Edinburgh is the least affordable part of Scotland for those attempting to survive on housing benefit, new figures show.

LHA is set at £154.28 per week in Edinburgh, with a rise of £254.62 per month necessary for the cheapest 30 percent of properties to be affordable.

'This is a Cruel Policy'

Housing charity Shelter added the freeze means many people renting on benefits are forced to choose between eating, heating their homes, or forced into homelessness due to the lack of affordable homes.

Earlier this year, Edinburgh Council backed the Crisis in Scotland campaign to increase LHA in line with actual rent costs.

Housing convenor Kate Campbell labelled the LHA free “cruel” and called on the UK government to reconsider the policy immediately.

She said: “As I wrote in my letter to the Chancellor the separation of LHA rates from actual rents has led to more households becoming homeless or being unable to find homes in the private rented sector.

“This puts more pressure on our limited stock of social housing, which was decimated by the Tory policy of right to buy, and means homeless households on the lowest incomes are spending far too long in temporary accommodation before moving to a permanent home.

“This is a cruel policy which has led to increased inequality, hardship and homelessness.”

He said: “In a city where there is such a dramatic shortage of council or housing association homes people often have no other choice than to rent privately.

“It is a classic double-whammy and the cause is the brutal freeze on local housing allowance imposed by the UK Government coupled with runaway inflation in private rents and a chronic shortage of social rented homes.”

Conservative group leader Iain Whyte denied the issues related to the Right to Buy and said the problems are due to a lack of house building.

Only 15 percent of homes in Edinburgh are available for social rent, with the Right to Buy policy blamed by the SNP for the reduction in social housing stock.

He said: “Either Edinburgh becomes increasingly unaffordable simply because there is limited land supply or we find a way to build a lot more housing.

“I don’t see Right to Buy as having anything to do with this at all. They are still there, they haven’t gone away. The overall housing supply has not decreased.

“The evidence is that initially people who bought them, stayed in them.

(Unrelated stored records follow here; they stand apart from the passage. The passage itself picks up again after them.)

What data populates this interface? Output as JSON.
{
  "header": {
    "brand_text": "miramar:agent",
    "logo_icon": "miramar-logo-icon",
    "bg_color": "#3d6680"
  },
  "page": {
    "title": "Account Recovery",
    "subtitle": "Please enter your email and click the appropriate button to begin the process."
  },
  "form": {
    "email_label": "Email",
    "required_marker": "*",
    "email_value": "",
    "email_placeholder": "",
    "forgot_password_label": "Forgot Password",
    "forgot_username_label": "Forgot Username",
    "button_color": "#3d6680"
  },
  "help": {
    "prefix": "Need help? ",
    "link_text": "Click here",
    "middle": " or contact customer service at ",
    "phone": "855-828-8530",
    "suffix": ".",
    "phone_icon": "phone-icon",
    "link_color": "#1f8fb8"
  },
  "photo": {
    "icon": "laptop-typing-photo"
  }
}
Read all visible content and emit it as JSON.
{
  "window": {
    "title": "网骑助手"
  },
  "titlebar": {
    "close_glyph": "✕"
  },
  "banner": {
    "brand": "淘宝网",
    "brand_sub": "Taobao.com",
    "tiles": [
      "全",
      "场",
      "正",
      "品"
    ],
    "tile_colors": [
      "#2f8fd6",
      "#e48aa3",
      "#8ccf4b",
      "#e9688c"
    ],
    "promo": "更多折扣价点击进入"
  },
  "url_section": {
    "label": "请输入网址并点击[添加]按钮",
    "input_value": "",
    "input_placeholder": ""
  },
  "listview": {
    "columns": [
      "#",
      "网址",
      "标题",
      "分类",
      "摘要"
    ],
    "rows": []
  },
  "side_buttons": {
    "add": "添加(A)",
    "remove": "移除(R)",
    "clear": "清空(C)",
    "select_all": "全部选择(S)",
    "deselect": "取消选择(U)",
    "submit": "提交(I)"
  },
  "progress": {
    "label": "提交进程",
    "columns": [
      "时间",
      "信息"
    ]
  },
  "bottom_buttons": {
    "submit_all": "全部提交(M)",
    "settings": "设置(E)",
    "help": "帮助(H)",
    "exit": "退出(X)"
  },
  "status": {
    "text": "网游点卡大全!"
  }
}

I imagine some of that may have changed now through inheritance or passing it on to family but that is the same in any housing market.”

The council aims to build 20,000 ‘council-led’ homes by 2027 with 4,000 homes finished or at an advanced stage.

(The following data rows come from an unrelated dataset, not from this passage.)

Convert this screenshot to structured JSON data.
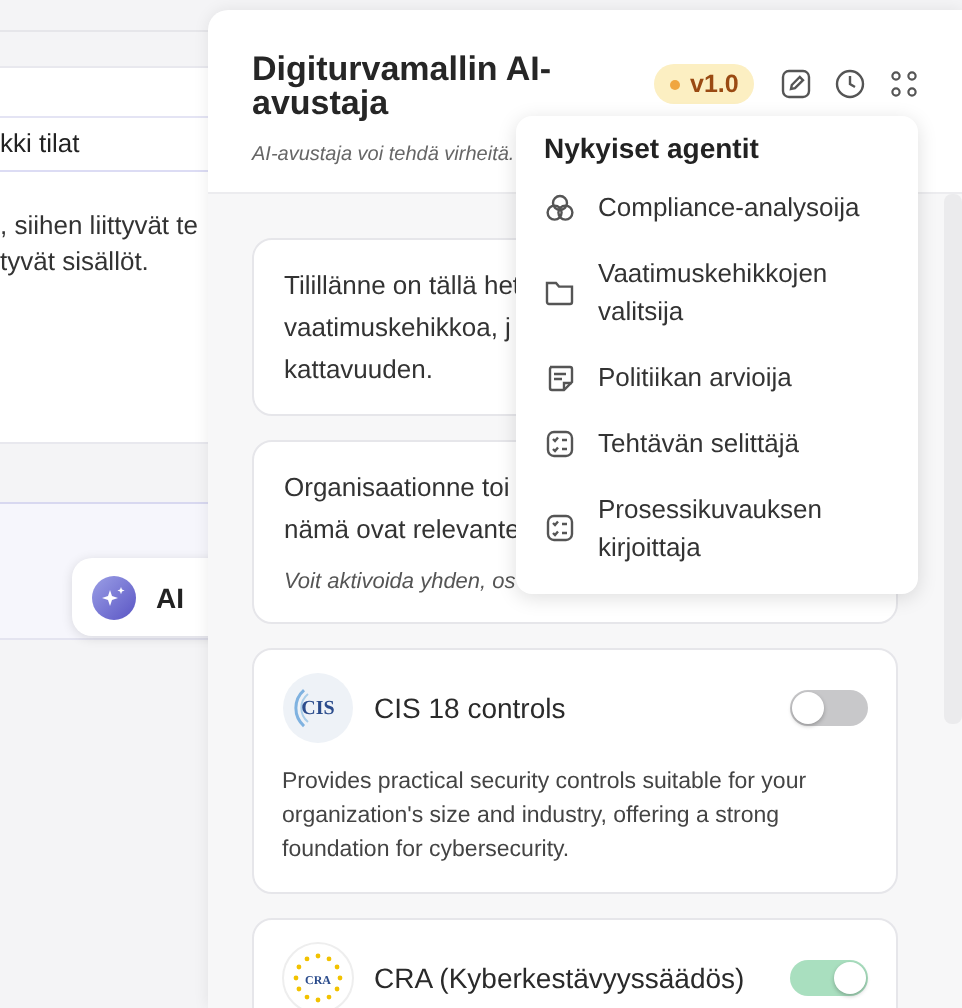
{
  "background": {
    "field_value": "kki tilat",
    "text_lines": [
      ", siihen liittyvät te",
      "tyvät sisällöt."
    ],
    "ai_button": "AI"
  },
  "panel": {
    "title": "Digiturvamallin AI-avustaja",
    "version": "v1.0",
    "disclaimer": "AI-avustaja voi tehdä virheitä."
  },
  "messages": [
    {
      "lines": [
        "Tilillänne on tällä het",
        "vaatimuskehikkoa, j",
        "kattavuuden."
      ]
    },
    {
      "lines": [
        "Organisaationne toi",
        "nämä ovat relevante"
      ],
      "note": "Voit aktivoida yhden, os"
    }
  ],
  "frameworks": [
    {
      "logo": "CIS",
      "kind": "cis",
      "name": "CIS 18 controls",
      "on": false,
      "description": "Provides practical security controls suitable for your organization's size and industry, offering a strong foundation for cybersecurity."
    },
    {
      "logo": "CRA",
      "kind": "eu",
      "name": "CRA (Kyberkestävyyssäädös)",
      "on": true
    }
  ],
  "agent_menu": {
    "title": "Nykyiset agentit",
    "items": [
      {
        "label": "Compliance-analysoija",
        "kind": "circles"
      },
      {
        "label": "Vaatimuskehikkojen valitsija",
        "kind": "folder"
      },
      {
        "label": "Politiikan arvioija",
        "kind": "note"
      },
      {
        "label": "Tehtävän selittäjä",
        "kind": "checklist"
      },
      {
        "label": "Prosessikuvauksen kirjoittaja",
        "kind": "checklist"
      }
    ]
  }
}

It is also aiming to have enough housing to allocate homes to those presenting as homeless which could eliminate the need for temporary accommodation with research which could lead to the establishment of rent pressure zones also underway.

Polly Neate, chief executive of Shelter, called on the government to lift the freeze and raise LHA rates to cover the bottom third of the rental market.

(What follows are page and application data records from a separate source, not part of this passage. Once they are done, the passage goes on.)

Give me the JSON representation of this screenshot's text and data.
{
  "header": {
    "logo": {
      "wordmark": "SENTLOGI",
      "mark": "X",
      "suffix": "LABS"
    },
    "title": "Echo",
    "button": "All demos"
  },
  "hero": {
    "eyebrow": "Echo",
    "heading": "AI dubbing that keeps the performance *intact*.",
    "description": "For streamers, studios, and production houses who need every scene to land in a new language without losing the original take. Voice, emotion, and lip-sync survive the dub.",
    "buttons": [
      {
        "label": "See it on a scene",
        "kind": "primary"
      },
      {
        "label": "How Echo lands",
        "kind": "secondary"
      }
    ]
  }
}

She said: “The freeze on housing benefits has been truly disastrous. People up and down the country are having to make impossible decisions on whether to cut back on food for their family or heat their home just to make up the shortfall between their benefit and rent.

“In the worst case scenario, families are facing homelessness simply because there is nowhere they can afford to live. Even when a family is able to afford their rent, we see many being turned away by landlords and agents with a ‘no DSS’ policy - a practice we believe to be discriminatory and unlawful.

The Scottish Government added: “Evidence shows the UK Government’s underinvestment in the LHA means it is not serving its intended purpose and we have repeatedly called on the Department for Work and Pensions to change LHA rates.”

A UK government spokesman said: “Providing quality and fair social housing is an absolute priority. The Government increased more than 360 Local Housing Allowance rates this year, by targeting extra funding at low-income households.”